» Required work: Check the entries below for lines with "Copy"; report only how many there are.

» Listed entries:

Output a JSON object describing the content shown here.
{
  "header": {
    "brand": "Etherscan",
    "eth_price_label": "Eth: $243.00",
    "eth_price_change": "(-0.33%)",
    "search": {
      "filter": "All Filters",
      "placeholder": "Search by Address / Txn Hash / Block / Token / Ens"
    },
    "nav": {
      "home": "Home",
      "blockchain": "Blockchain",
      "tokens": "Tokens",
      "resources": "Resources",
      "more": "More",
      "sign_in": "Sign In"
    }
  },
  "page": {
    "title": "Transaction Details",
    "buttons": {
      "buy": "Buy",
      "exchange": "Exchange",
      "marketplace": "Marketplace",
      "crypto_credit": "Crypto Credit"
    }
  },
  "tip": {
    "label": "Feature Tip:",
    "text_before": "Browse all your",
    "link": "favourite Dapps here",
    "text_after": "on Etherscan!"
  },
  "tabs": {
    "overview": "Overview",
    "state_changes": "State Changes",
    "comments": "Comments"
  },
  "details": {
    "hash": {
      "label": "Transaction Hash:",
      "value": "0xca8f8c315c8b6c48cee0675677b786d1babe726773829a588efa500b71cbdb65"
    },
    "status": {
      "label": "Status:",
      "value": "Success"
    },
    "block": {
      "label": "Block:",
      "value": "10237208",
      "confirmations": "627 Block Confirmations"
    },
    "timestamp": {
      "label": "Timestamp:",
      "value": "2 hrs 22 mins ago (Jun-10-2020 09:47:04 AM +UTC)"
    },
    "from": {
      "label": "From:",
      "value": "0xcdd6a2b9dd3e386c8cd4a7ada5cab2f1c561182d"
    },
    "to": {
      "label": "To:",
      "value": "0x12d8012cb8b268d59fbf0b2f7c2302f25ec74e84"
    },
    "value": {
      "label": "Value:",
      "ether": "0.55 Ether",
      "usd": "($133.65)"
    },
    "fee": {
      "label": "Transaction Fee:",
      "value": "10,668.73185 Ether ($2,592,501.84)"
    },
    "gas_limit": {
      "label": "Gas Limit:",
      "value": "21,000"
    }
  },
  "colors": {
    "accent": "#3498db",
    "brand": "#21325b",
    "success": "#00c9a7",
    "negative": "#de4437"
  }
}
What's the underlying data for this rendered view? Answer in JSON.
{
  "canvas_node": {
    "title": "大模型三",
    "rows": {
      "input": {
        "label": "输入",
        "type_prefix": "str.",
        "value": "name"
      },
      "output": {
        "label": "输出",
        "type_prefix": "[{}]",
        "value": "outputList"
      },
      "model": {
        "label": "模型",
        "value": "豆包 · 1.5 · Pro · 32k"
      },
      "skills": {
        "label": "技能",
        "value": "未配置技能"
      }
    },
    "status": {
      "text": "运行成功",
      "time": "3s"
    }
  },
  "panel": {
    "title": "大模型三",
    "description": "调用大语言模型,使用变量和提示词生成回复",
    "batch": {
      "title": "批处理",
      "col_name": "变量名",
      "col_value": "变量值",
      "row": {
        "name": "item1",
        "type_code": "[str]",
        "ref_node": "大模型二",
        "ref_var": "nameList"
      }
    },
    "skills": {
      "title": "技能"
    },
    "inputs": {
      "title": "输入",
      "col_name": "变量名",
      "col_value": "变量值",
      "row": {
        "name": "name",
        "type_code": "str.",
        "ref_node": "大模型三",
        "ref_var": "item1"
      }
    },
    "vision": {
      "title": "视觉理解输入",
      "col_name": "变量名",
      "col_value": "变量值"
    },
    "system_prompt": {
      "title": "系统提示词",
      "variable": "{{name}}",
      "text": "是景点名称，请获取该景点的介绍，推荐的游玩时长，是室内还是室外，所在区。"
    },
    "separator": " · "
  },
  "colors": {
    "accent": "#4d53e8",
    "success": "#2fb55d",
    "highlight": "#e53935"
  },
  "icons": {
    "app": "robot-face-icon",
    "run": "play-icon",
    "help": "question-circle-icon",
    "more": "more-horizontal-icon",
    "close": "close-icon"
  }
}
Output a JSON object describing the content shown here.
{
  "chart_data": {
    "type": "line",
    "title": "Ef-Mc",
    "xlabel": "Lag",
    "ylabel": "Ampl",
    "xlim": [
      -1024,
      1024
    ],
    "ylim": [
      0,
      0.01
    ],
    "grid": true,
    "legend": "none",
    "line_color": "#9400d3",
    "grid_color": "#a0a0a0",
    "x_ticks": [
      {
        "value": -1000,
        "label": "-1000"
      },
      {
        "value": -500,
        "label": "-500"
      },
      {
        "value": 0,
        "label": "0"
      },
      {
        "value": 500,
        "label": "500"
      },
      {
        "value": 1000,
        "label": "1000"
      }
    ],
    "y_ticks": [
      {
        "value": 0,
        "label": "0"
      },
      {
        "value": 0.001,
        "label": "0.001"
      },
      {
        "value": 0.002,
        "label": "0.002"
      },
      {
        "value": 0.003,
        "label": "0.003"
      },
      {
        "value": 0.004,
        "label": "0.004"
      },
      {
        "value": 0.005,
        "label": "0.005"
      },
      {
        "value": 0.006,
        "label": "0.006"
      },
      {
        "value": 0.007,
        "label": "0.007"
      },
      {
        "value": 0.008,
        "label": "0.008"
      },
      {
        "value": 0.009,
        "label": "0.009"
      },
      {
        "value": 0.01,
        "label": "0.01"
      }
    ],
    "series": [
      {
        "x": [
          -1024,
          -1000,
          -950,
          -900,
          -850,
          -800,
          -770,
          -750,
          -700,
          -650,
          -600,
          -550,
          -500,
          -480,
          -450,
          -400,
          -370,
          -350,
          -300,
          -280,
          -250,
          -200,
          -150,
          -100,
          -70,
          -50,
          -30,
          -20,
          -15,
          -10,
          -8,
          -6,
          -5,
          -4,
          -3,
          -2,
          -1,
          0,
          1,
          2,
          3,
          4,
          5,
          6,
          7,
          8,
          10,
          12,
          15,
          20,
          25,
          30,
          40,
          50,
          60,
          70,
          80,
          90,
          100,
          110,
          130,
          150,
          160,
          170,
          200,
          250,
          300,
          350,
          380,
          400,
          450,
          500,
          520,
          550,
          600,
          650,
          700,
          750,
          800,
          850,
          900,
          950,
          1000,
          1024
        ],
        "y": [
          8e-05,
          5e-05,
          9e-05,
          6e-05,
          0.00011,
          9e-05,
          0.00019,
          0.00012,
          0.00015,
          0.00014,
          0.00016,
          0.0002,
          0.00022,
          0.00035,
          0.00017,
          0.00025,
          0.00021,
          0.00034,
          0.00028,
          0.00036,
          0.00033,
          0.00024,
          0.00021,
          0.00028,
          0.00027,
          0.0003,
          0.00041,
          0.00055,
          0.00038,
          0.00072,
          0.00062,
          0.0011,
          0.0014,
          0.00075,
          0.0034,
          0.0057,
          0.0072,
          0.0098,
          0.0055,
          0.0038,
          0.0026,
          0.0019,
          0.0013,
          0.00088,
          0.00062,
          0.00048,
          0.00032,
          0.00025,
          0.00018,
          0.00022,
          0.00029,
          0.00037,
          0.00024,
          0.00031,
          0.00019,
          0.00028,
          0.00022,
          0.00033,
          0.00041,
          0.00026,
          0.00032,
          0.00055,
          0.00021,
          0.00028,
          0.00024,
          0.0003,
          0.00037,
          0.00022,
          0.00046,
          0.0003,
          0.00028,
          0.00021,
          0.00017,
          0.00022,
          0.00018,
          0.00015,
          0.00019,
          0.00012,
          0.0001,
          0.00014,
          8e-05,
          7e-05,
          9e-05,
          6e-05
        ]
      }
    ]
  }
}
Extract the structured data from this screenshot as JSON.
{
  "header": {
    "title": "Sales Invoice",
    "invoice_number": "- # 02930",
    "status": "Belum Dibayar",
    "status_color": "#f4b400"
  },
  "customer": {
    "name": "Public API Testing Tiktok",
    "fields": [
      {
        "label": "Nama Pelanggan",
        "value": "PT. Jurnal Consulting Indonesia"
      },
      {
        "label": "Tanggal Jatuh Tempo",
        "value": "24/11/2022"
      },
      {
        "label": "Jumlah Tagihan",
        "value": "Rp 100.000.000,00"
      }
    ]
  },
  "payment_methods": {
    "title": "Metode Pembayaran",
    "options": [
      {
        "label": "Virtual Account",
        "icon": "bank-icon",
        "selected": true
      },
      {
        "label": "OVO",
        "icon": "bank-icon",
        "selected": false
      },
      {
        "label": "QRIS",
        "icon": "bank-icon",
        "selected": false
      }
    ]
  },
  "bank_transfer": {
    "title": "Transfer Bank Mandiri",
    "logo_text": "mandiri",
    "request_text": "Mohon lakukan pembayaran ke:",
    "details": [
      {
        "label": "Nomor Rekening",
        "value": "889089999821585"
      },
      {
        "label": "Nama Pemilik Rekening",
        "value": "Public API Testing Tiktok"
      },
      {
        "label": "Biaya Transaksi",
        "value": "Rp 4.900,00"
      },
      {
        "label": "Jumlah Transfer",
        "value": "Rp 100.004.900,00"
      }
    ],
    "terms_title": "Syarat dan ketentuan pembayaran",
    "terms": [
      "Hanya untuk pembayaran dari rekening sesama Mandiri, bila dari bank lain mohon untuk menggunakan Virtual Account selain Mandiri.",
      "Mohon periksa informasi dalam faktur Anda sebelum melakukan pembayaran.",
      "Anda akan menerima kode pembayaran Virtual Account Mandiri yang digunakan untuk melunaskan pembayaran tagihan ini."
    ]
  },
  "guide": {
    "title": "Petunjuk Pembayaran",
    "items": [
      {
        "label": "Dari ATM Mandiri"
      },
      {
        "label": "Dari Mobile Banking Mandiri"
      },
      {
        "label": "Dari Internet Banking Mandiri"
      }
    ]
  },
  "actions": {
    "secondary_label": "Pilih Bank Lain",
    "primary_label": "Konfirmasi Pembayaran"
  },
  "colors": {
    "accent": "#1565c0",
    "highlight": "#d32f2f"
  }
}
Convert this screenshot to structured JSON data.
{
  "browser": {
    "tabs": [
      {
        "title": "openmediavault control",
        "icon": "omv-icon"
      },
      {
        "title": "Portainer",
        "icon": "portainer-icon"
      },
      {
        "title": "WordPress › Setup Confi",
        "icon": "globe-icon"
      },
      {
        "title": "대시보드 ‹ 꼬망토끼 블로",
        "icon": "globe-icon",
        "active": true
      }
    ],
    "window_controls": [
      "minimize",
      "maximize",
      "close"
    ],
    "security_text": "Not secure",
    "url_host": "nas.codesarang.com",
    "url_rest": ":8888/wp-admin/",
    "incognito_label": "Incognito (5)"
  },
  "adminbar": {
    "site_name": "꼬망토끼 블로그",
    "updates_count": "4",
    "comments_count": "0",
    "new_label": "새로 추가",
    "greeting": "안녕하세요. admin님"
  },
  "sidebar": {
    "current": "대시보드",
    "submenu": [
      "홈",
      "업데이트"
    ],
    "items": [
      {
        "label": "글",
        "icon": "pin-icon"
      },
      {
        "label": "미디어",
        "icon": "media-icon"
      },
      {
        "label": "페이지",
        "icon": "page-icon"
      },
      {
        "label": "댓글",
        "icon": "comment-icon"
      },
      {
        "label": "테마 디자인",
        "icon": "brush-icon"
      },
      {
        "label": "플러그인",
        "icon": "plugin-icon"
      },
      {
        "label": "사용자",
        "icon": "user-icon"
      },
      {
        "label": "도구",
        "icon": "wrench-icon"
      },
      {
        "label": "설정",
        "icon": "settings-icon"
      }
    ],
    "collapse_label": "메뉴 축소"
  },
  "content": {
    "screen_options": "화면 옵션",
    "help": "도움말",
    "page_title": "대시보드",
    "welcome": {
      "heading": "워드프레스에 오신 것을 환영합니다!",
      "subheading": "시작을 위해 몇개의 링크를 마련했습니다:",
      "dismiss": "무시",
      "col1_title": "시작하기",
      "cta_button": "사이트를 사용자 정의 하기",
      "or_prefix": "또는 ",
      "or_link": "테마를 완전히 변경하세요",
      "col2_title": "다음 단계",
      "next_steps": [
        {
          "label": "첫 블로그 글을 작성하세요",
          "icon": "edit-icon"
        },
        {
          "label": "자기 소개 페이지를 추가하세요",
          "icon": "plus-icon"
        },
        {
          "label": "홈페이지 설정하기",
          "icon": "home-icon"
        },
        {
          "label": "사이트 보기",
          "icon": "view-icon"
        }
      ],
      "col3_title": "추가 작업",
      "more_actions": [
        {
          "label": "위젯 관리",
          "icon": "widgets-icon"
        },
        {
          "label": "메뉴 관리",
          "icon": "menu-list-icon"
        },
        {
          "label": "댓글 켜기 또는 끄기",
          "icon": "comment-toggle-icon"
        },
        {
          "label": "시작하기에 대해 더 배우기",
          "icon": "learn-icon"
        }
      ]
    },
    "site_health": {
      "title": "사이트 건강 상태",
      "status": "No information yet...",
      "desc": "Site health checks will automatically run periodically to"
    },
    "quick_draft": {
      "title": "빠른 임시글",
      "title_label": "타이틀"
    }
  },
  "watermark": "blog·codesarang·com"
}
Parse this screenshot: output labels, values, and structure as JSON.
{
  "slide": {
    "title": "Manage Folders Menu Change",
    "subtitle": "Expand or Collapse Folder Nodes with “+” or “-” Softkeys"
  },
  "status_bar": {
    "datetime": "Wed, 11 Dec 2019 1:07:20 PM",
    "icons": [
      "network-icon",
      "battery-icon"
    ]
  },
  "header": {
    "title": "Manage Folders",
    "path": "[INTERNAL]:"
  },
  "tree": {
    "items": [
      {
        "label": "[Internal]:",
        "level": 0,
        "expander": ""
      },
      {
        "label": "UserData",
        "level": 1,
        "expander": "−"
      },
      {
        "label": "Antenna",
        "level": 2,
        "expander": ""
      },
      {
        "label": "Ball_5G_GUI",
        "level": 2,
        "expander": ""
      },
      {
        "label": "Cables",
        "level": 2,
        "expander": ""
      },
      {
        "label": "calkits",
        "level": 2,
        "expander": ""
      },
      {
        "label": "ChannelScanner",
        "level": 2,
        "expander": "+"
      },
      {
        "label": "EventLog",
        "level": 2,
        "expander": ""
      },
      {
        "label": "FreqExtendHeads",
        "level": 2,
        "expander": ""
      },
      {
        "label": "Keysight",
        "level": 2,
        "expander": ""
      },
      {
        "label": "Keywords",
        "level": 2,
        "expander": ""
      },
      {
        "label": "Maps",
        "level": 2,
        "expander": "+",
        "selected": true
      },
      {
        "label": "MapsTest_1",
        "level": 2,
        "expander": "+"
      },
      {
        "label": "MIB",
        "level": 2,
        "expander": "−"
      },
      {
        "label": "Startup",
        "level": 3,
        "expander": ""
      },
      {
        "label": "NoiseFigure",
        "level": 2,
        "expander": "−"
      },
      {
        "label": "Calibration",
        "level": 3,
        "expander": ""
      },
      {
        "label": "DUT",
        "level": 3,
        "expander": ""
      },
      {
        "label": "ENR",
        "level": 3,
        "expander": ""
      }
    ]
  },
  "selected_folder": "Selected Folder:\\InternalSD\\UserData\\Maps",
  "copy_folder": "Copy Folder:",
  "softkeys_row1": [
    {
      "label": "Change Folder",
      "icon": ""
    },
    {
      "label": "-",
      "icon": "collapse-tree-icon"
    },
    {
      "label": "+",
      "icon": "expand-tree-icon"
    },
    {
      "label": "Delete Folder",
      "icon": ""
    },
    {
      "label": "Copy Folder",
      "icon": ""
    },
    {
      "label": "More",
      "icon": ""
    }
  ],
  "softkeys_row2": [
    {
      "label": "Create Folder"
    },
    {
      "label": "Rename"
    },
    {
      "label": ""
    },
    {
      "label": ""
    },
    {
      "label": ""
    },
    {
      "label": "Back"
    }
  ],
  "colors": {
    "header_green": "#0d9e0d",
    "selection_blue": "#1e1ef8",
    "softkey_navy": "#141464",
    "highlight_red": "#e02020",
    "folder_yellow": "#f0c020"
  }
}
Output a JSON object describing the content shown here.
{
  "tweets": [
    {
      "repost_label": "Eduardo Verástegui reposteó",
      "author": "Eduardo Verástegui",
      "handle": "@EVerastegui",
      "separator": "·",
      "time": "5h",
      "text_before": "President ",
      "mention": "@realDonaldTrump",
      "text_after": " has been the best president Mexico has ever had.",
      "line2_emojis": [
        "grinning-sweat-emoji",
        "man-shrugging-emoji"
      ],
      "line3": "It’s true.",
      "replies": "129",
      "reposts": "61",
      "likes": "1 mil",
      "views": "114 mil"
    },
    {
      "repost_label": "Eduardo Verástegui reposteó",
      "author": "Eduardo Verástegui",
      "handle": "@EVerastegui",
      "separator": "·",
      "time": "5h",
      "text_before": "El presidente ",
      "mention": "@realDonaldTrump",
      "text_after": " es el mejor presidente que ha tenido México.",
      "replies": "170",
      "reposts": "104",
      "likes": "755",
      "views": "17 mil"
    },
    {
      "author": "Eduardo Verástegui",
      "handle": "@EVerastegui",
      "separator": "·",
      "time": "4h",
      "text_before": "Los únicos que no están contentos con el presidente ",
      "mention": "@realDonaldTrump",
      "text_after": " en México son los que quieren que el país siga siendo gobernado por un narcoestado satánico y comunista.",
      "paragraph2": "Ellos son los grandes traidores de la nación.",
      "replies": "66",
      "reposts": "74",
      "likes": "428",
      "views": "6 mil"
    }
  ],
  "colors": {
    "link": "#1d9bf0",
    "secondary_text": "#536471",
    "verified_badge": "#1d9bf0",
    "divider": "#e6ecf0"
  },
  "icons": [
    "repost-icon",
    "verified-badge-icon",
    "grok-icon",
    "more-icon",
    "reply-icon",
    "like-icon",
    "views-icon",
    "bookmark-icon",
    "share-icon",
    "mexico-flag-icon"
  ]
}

» Answer section: 2